§ **TASK REQUIREMENTS**
Leave out the pictures and give back all the entries exactly as written.

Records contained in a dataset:
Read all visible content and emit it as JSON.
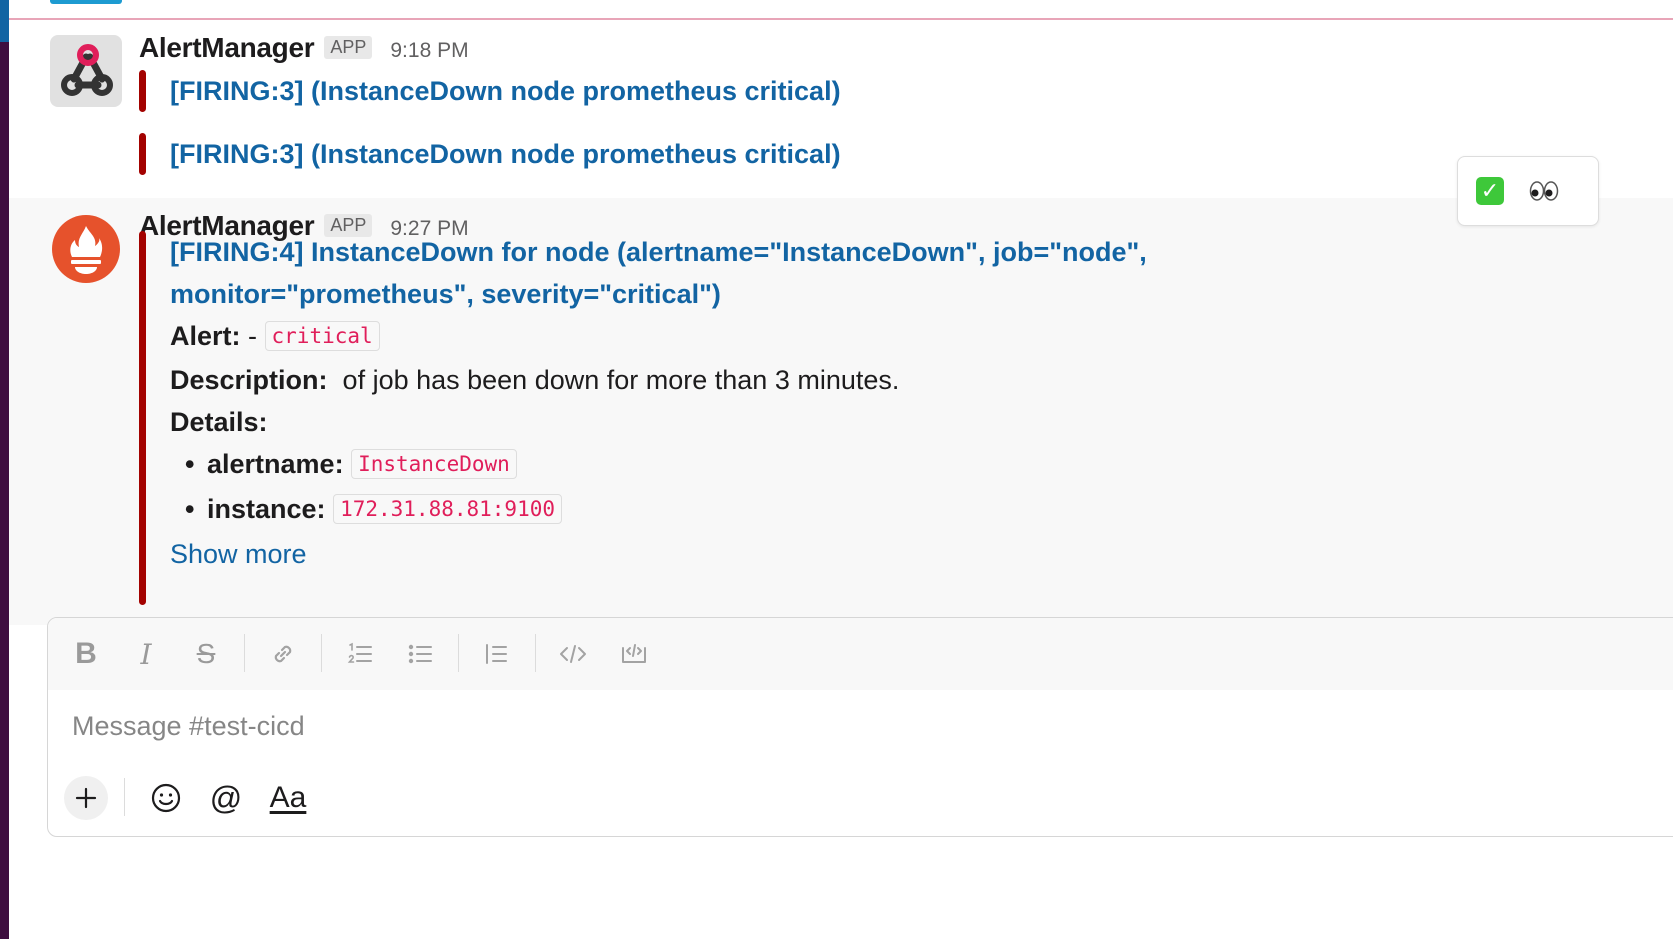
{
  "channel": {
    "name": "#test-cicd"
  },
  "colors": {
    "alert_bar": "#a30200",
    "link": "#1264a3",
    "code_text": "#e01e5a",
    "sidebar": "#3f0e40"
  },
  "messages": [
    {
      "sender": "AlertManager",
      "badge": "APP",
      "time": "9:18 PM",
      "avatar_icon": "webhook-icon",
      "attachments": [
        {
          "title": "[FIRING:3]  (InstanceDown node prometheus critical)"
        },
        {
          "title": "[FIRING:3]  (InstanceDown node prometheus critical)"
        }
      ]
    },
    {
      "sender": "AlertManager",
      "badge": "APP",
      "time": "9:27 PM",
      "avatar_icon": "prometheus-icon",
      "title_line1": "[FIRING:4] InstanceDown for node (alertname=\"InstanceDown\", job=\"node\",",
      "title_line2": "monitor=\"prometheus\", severity=\"critical\")",
      "alert_label": "Alert:",
      "alert_sep": " - ",
      "alert_value": "critical",
      "description_label": "Description:",
      "description_value": "of job  has been down for more than 3 minutes.",
      "details_label": "Details:",
      "details": [
        {
          "key": "alertname:",
          "value": "InstanceDown"
        },
        {
          "key": "instance:",
          "value": "172.31.88.81:9100"
        }
      ],
      "show_more": "Show more"
    }
  ],
  "reactions": [
    {
      "icon": "white-check-mark-icon",
      "glyph": "✓"
    },
    {
      "icon": "eyes-icon"
    }
  ],
  "composer": {
    "placeholder": "Message #test-cicd",
    "toolbar": [
      "bold-icon",
      "italic-icon",
      "strikethrough-icon",
      "link-icon",
      "ordered-list-icon",
      "bulleted-list-icon",
      "blockquote-icon",
      "code-icon",
      "code-block-icon"
    ],
    "bold_glyph": "B",
    "italic_glyph": "I",
    "strike_glyph": "S",
    "at_glyph": "@",
    "format_label": "Aa"
  }
}
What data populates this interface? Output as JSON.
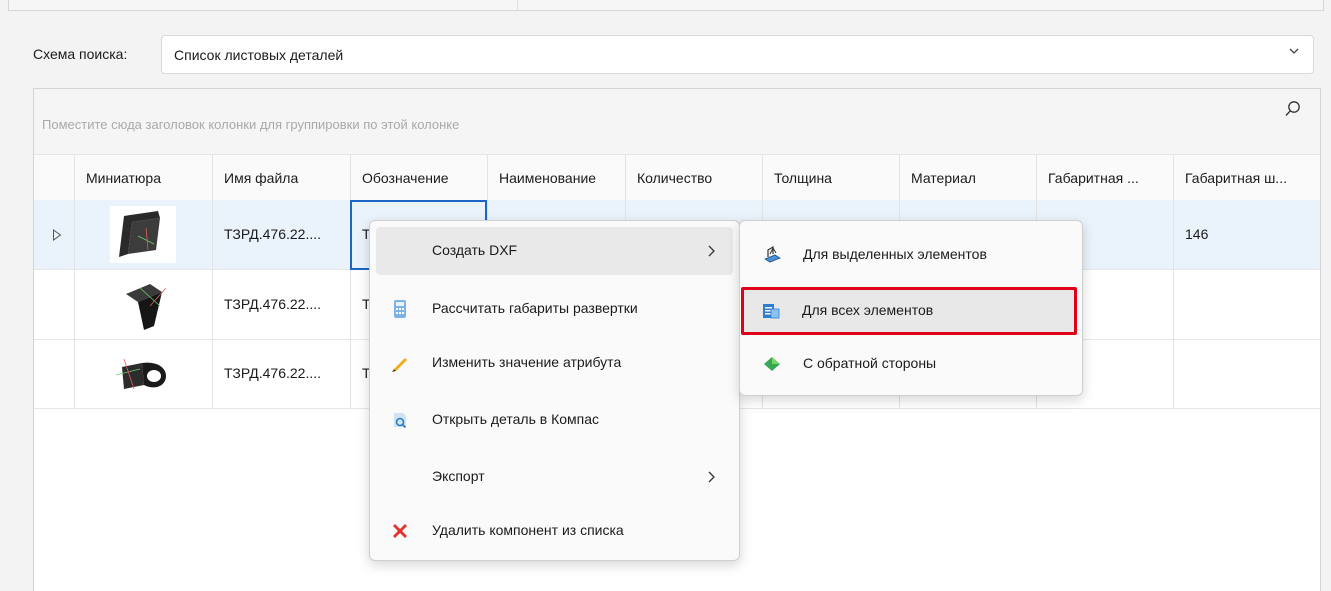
{
  "search": {
    "label": "Схема поиска:",
    "selected": "Список листовых деталей"
  },
  "grid": {
    "group_hint": "Поместите сюда заголовок колонки для группировки по этой колонке",
    "columns": [
      "Миниатюра",
      "Имя файла",
      "Обозначение",
      "Наименование",
      "Количество",
      "Толщина",
      "Материал",
      "Габаритная ...",
      "Габаритная ш..."
    ],
    "rows": [
      {
        "file": "ТЗРД.476.22....",
        "designation": "Т",
        "width": "146"
      },
      {
        "file": "ТЗРД.476.22....",
        "designation": "Т",
        "width": ""
      },
      {
        "file": "ТЗРД.476.22....",
        "designation": "Т",
        "width": ""
      }
    ]
  },
  "context_menu": {
    "items": [
      {
        "label": "Создать DXF",
        "icon": "none",
        "submenu": true
      },
      {
        "label": "Рассчитать габариты развертки",
        "icon": "calculator-icon",
        "submenu": false
      },
      {
        "label": "Изменить значение атрибута",
        "icon": "pencil-icon",
        "submenu": false
      },
      {
        "label": "Открыть деталь в Компас",
        "icon": "open-part-icon",
        "submenu": false
      },
      {
        "label": "Экспорт",
        "icon": "none",
        "submenu": true
      },
      {
        "label": "Удалить компонент из списка",
        "icon": "delete-x-icon",
        "submenu": false
      }
    ]
  },
  "dxf_submenu": {
    "items": [
      {
        "label": "Для выделенных элементов",
        "icon": "selected-elements-icon"
      },
      {
        "label": "Для всех элементов",
        "icon": "all-elements-icon"
      },
      {
        "label": "С обратной стороны",
        "icon": "reverse-side-icon"
      }
    ]
  },
  "colors": {
    "highlight_border": "#e00018",
    "selected_row": "#eaf2fb",
    "focus_cell": "#1e66c4"
  }
}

§ **SOLVED EXERCISE**
Read all visible content and emit it as JSON.
{
  "channel": {
    "name": "#test-cicd"
  },
  "colors": {
    "alert_bar": "#a30200",
    "link": "#1264a3",
    "code_text": "#e01e5a",
    "sidebar": "#3f0e40"
  },
  "messages": [
    {
      "sender": "AlertManager",
      "badge": "APP",
      "time": "9:18 PM",
      "avatar_icon": "webhook-icon",
      "attachments": [
        {
          "title": "[FIRING:3]  (InstanceDown node prometheus critical)"
        },
        {
          "title": "[FIRING:3]  (InstanceDown node prometheus critical)"
        }
      ]
    },
    {
      "sender": "AlertManager",
      "badge": "APP",
      "time": "9:27 PM",
      "avatar_icon": "prometheus-icon",
      "title_line1": "[FIRING:4] InstanceDown for node (alertname=\"InstanceDown\", job=\"node\",",
      "title_line2": "monitor=\"prometheus\", severity=\"critical\")",
      "alert_label": "Alert:",
      "alert_sep": " - ",
      "alert_value": "critical",
      "description_label": "Description:",
      "description_value": "of job  has been down for more than 3 minutes.",
      "details_label": "Details:",
      "details": [
        {
          "key": "alertname:",
          "value": "InstanceDown"
        },
        {
          "key": "instance:",
          "value": "172.31.88.81:9100"
        }
      ],
      "show_more": "Show more"
    }
  ],
  "reactions": [
    {
      "icon": "white-check-mark-icon",
      "glyph": "✓"
    },
    {
      "icon": "eyes-icon"
    }
  ],
  "composer": {
    "placeholder": "Message #test-cicd",
    "toolbar": [
      "bold-icon",
      "italic-icon",
      "strikethrough-icon",
      "link-icon",
      "ordered-list-icon",
      "bulleted-list-icon",
      "blockquote-icon",
      "code-icon",
      "code-block-icon"
    ],
    "bold_glyph": "B",
    "italic_glyph": "I",
    "strike_glyph": "S",
    "at_glyph": "@",
    "format_label": "Aa"
  }
}
What data populates this interface? Output as JSON.
{
  "search": {
    "label": "Схема поиска:",
    "selected": "Список листовых деталей"
  },
  "grid": {
    "group_hint": "Поместите сюда заголовок колонки для группировки по этой колонке",
    "columns": [
      "Миниатюра",
      "Имя файла",
      "Обозначение",
      "Наименование",
      "Количество",
      "Толщина",
      "Материал",
      "Габаритная ...",
      "Габаритная ш..."
    ],
    "rows": [
      {
        "file": "ТЗРД.476.22....",
        "designation": "Т",
        "width": "146"
      },
      {
        "file": "ТЗРД.476.22....",
        "designation": "Т",
        "width": ""
      },
      {
        "file": "ТЗРД.476.22....",
        "designation": "Т",
        "width": ""
      }
    ]
  },
  "context_menu": {
    "items": [
      {
        "label": "Создать DXF",
        "icon": "none",
        "submenu": true
      },
      {
        "label": "Рассчитать габариты развертки",
        "icon": "calculator-icon",
        "submenu": false
      },
      {
        "label": "Изменить значение атрибута",
        "icon": "pencil-icon",
        "submenu": false
      },
      {
        "label": "Открыть деталь в Компас",
        "icon": "open-part-icon",
        "submenu": false
      },
      {
        "label": "Экспорт",
        "icon": "none",
        "submenu": true
      },
      {
        "label": "Удалить компонент из списка",
        "icon": "delete-x-icon",
        "submenu": false
      }
    ]
  },
  "dxf_submenu": {
    "items": [
      {
        "label": "Для выделенных элементов",
        "icon": "selected-elements-icon"
      },
      {
        "label": "Для всех элементов",
        "icon": "all-elements-icon"
      },
      {
        "label": "С обратной стороны",
        "icon": "reverse-side-icon"
      }
    ]
  },
  "colors": {
    "highlight_border": "#e00018",
    "selected_row": "#eaf2fb",
    "focus_cell": "#1e66c4"
  }
}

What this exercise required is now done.